| September 13, 2017

The now-viral video of a UC-Berkeley police officer seizing a bacon hotdog vendor’s money begs some deeper scrutiny. The officer’s department issued a statement saying the money that was seized was entered into evidence as part of the issuance of a citation. The officer taking money from the vendor’s wallet certainly looks bad, especially coupled with the alleged presence of other vendors and some not-very-professional language on the part of the officer. But is the officer doing anything wrong?

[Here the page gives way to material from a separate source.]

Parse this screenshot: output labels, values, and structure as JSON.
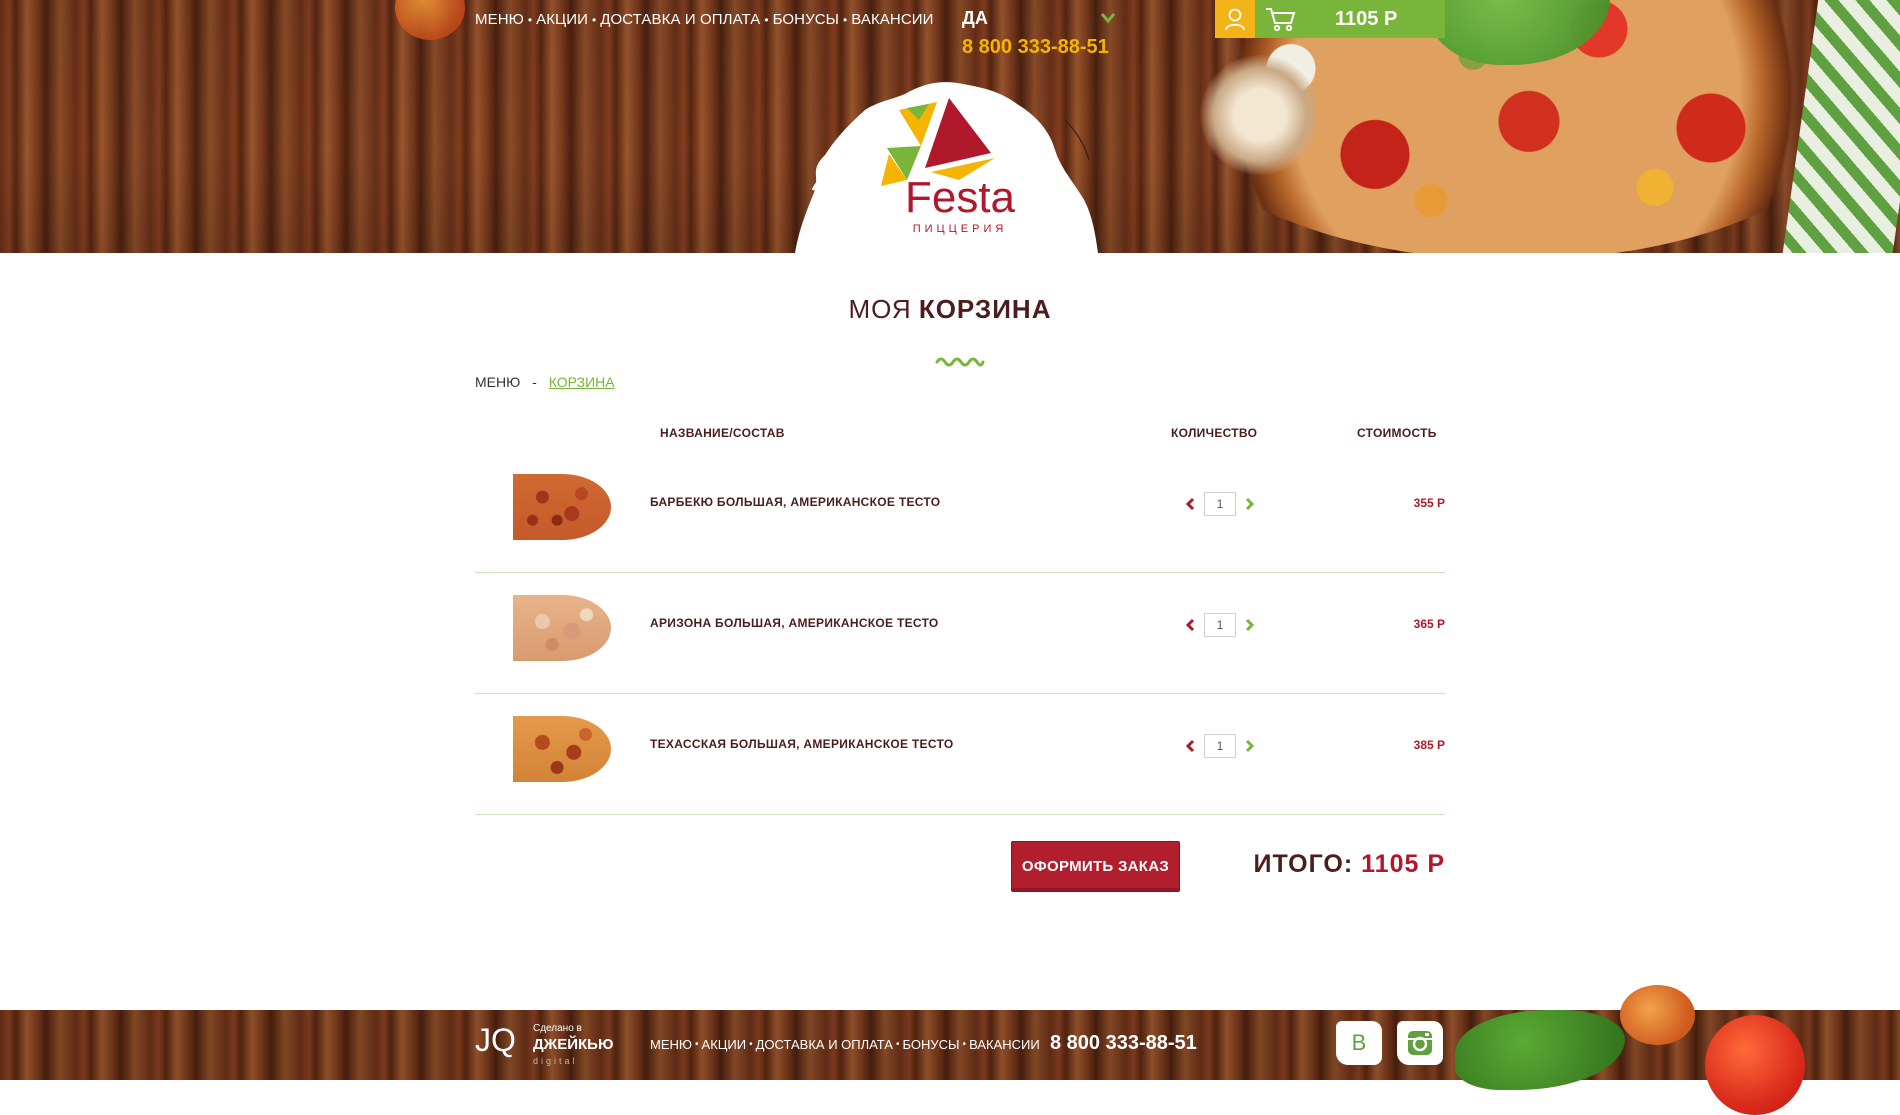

Professionalism and discretion issues aside, the officer is doing his job and enforcing the law. And this is where the problem lies. Police officers are given wide latitude in their use of discretion, including to whom they give a citation. Seizing money to prove illegal transactions is commonplace and necessary; this is not a forfeiture issue at this point. So, if the officer is simply enforcing the law, why is this a problem?

Onerous licensing requirements are burdensome on a person’s ability to earn a living, and over-criminalization of what are simply administrative functions compound the burden. Whether outlawing or overregulating a street vendor is part of the university’s method of raising revenue or protecting other more preferred area businesses, the outcome is the same. The little guy is smothered, and stamped out of existence.

If this is wrong, it is not because the officer enforced the law. It is not because he wasn’t the model of professionalism. It wasn’t even because he was wearing that goofy bike helmet while he took the vendor’s money. It is simply because the laws that he was sent out to enforce are wrong, and that is where the change needs to be made. Police officers do not sign up for their jobs hoping to take a few dollars from a guy selling hot dogs. Stop making them do it.


MARC A. LEVIN  is Vice President of Criminal Justice Policy at the Texas Public Policy Foundation. Based in Austin, Texas, Levin is an attorney and an accomplished author on legal and public policy issues. Levin served as a law clerk to Judge Will Garwood on the U.S. Court of Appeals for the Fifth Circuit and Staff Attorney at the Texas Supreme Court. In 1999, he graduated with honors from the University of Texas with a B.A. in Plan II Honors and Government. In 2002, Levin received his J.D. with honors from the University of Texas School of Law. Levin’s articles on law and public policy have been featured in national and international media outlets that regularly turn to him for conservative analysis of states’ criminal justice challenges.